* Your goal *
Can you pull out each line of the data below that includes the word "Transações"?

+===+

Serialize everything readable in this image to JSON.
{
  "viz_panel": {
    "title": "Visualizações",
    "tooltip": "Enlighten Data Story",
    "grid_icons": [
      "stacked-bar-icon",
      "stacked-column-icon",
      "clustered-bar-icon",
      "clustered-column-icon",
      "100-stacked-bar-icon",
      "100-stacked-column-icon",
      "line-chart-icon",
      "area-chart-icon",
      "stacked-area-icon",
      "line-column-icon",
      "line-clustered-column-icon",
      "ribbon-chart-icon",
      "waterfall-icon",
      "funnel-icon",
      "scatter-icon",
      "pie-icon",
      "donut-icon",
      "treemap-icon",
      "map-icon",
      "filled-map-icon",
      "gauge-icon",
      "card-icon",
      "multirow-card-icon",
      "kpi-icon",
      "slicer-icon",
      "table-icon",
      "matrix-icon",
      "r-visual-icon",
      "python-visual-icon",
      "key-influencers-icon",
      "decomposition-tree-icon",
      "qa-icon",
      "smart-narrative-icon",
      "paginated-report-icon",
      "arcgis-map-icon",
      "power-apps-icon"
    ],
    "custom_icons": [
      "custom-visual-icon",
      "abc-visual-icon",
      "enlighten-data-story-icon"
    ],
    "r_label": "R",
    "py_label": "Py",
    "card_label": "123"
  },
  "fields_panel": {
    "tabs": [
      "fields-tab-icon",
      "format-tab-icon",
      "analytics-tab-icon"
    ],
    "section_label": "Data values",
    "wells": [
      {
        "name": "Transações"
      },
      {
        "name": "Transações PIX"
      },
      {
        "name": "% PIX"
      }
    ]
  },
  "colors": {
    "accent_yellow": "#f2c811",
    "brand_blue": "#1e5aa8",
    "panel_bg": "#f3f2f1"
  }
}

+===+

* Completed exercise *
        "name": "Transações"
        "name": "Transações PIX"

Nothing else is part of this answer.